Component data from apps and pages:
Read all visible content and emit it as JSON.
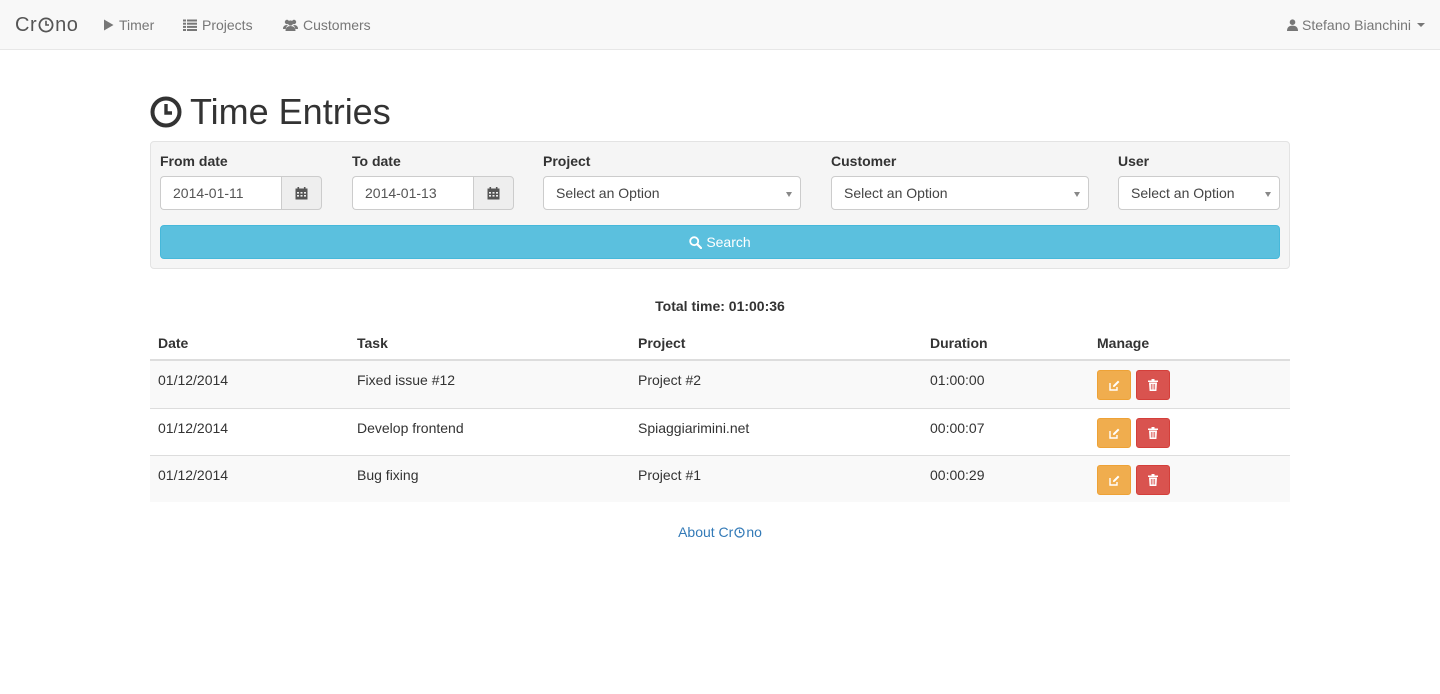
{
  "navbar": {
    "brand": {
      "prefix": "Cr",
      "suffix": "no"
    },
    "items": [
      {
        "label": "Timer",
        "icon": "play-icon"
      },
      {
        "label": "Projects",
        "icon": "list-icon"
      },
      {
        "label": "Customers",
        "icon": "users-icon"
      }
    ],
    "user": {
      "name": "Stefano Bianchini",
      "icon": "user-icon"
    }
  },
  "page": {
    "title": "Time Entries",
    "icon": "clock-icon"
  },
  "filters": {
    "from_date": {
      "label": "From date",
      "value": "2014-01-11"
    },
    "to_date": {
      "label": "To date",
      "value": "2014-01-13"
    },
    "project": {
      "label": "Project",
      "value": "Select an Option"
    },
    "customer": {
      "label": "Customer",
      "value": "Select an Option"
    },
    "user": {
      "label": "User",
      "value": "Select an Option"
    },
    "search_label": "Search"
  },
  "total": {
    "text": "Total time: 01:00:36"
  },
  "table": {
    "headers": {
      "date": "Date",
      "task": "Task",
      "project": "Project",
      "duration": "Duration",
      "manage": "Manage"
    },
    "rows": [
      {
        "date": "01/12/2014",
        "task": "Fixed issue #12",
        "project": "Project #2",
        "duration": "01:00:00"
      },
      {
        "date": "01/12/2014",
        "task": "Develop frontend",
        "project": "Spiaggiarimini.net",
        "duration": "00:00:07"
      },
      {
        "date": "01/12/2014",
        "task": "Bug fixing",
        "project": "Project #1",
        "duration": "00:00:29"
      }
    ]
  },
  "footer": {
    "prefix": "About Cr",
    "suffix": "no"
  },
  "colors": {
    "info": "#5bc0de",
    "warning": "#f0ad4e",
    "danger": "#d9534f",
    "link": "#337ab7"
  }
}
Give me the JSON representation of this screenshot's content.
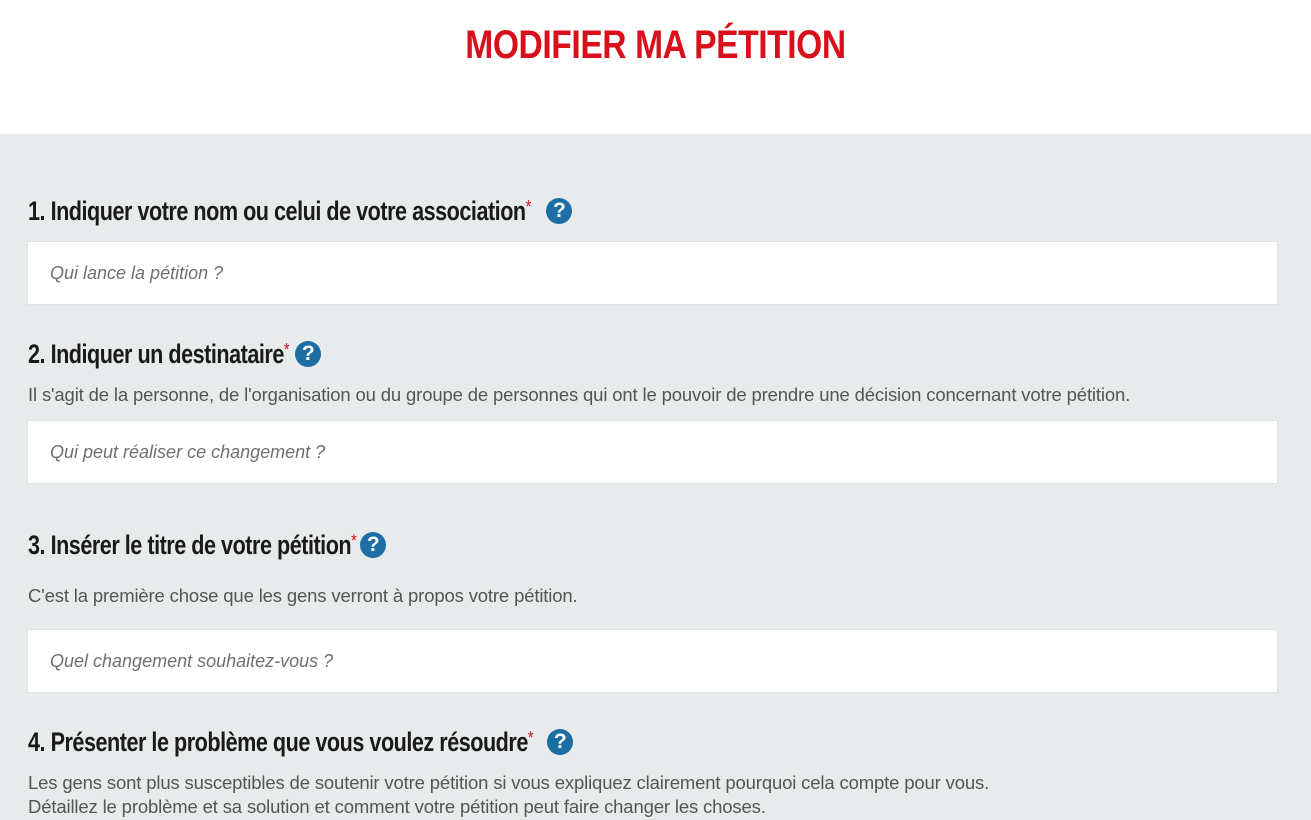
{
  "page": {
    "title": "MODIFIER MA PÉTITION"
  },
  "steps": [
    {
      "title": "1. Indiquer votre nom ou celui de votre association",
      "required_mark": "*",
      "help_icon": "question-circle-icon",
      "help_glyph": "?",
      "field": {
        "value": "",
        "placeholder": "Qui lance la pétition ?"
      }
    },
    {
      "title": "2. Indiquer un destinataire",
      "required_mark": "*",
      "help_icon": "question-circle-icon",
      "help_glyph": "?",
      "description": "Il s'agit de la personne, de l'organisation ou du groupe de personnes qui ont le pouvoir de prendre une décision concernant votre pétition.",
      "field": {
        "value": "",
        "placeholder": "Qui peut réaliser ce changement ?"
      }
    },
    {
      "title": "3. Insérer le titre de votre pétition",
      "required_mark": "*",
      "help_icon": "question-circle-icon",
      "help_glyph": "?",
      "description": "C'est la première chose que les gens verront à propos votre pétition.",
      "field": {
        "value": "",
        "placeholder": "Quel changement souhaitez-vous ?"
      }
    },
    {
      "title": "4. Présenter le problème que vous voulez résoudre",
      "required_mark": "*",
      "help_icon": "question-circle-icon",
      "help_glyph": "?",
      "description_lines": [
        "Les gens sont plus susceptibles de soutenir votre pétition si vous expliquez clairement pourquoi cela compte pour vous.",
        "Détaillez le problème et sa solution et comment votre pétition peut faire changer les choses."
      ]
    }
  ],
  "colors": {
    "title_red": "#d9101c",
    "form_background": "#e7ebec",
    "help_icon_blue": "#1c6ea4",
    "heading_text": "#1a1a1a",
    "description_text": "#555555"
  }
}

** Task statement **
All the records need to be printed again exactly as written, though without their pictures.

** Task answer **
Read all visible content and emit it as JSON.
{
  "navbar": {
    "brand": {
      "prefix": "Cr",
      "suffix": "no"
    },
    "items": [
      {
        "label": "Timer",
        "icon": "play-icon"
      },
      {
        "label": "Projects",
        "icon": "list-icon"
      },
      {
        "label": "Customers",
        "icon": "users-icon"
      }
    ],
    "user": {
      "name": "Stefano Bianchini",
      "icon": "user-icon"
    }
  },
  "page": {
    "title": "Time Entries",
    "icon": "clock-icon"
  },
  "filters": {
    "from_date": {
      "label": "From date",
      "value": "2014-01-11"
    },
    "to_date": {
      "label": "To date",
      "value": "2014-01-13"
    },
    "project": {
      "label": "Project",
      "value": "Select an Option"
    },
    "customer": {
      "label": "Customer",
      "value": "Select an Option"
    },
    "user": {
      "label": "User",
      "value": "Select an Option"
    },
    "search_label": "Search"
  },
  "total": {
    "text": "Total time: 01:00:36"
  },
  "table": {
    "headers": {
      "date": "Date",
      "task": "Task",
      "project": "Project",
      "duration": "Duration",
      "manage": "Manage"
    },
    "rows": [
      {
        "date": "01/12/2014",
        "task": "Fixed issue #12",
        "project": "Project #2",
        "duration": "01:00:00"
      },
      {
        "date": "01/12/2014",
        "task": "Develop frontend",
        "project": "Spiaggiarimini.net",
        "duration": "00:00:07"
      },
      {
        "date": "01/12/2014",
        "task": "Bug fixing",
        "project": "Project #1",
        "duration": "00:00:29"
      }
    ]
  },
  "footer": {
    "prefix": "About Cr",
    "suffix": "no"
  },
  "colors": {
    "info": "#5bc0de",
    "warning": "#f0ad4e",
    "danger": "#d9534f",
    "link": "#337ab7"
  }
}
Give me the JSON representation of this screenshot's content.
{
  "page": {
    "title": "MODIFIER MA PÉTITION"
  },
  "steps": [
    {
      "title": "1. Indiquer votre nom ou celui de votre association",
      "required_mark": "*",
      "help_icon": "question-circle-icon",
      "help_glyph": "?",
      "field": {
        "value": "",
        "placeholder": "Qui lance la pétition ?"
      }
    },
    {
      "title": "2. Indiquer un destinataire",
      "required_mark": "*",
      "help_icon": "question-circle-icon",
      "help_glyph": "?",
      "description": "Il s'agit de la personne, de l'organisation ou du groupe de personnes qui ont le pouvoir de prendre une décision concernant votre pétition.",
      "field": {
        "value": "",
        "placeholder": "Qui peut réaliser ce changement ?"
      }
    },
    {
      "title": "3. Insérer le titre de votre pétition",
      "required_mark": "*",
      "help_icon": "question-circle-icon",
      "help_glyph": "?",
      "description": "C'est la première chose que les gens verront à propos votre pétition.",
      "field": {
        "value": "",
        "placeholder": "Quel changement souhaitez-vous ?"
      }
    },
    {
      "title": "4. Présenter le problème que vous voulez résoudre",
      "required_mark": "*",
      "help_icon": "question-circle-icon",
      "help_glyph": "?",
      "description_lines": [
        "Les gens sont plus susceptibles de soutenir votre pétition si vous expliquez clairement pourquoi cela compte pour vous.",
        "Détaillez le problème et sa solution et comment votre pétition peut faire changer les choses."
      ]
    }
  ],
  "colors": {
    "title_red": "#d9101c",
    "form_background": "#e7ebec",
    "help_icon_blue": "#1c6ea4",
    "heading_text": "#1a1a1a",
    "description_text": "#555555"
  }
}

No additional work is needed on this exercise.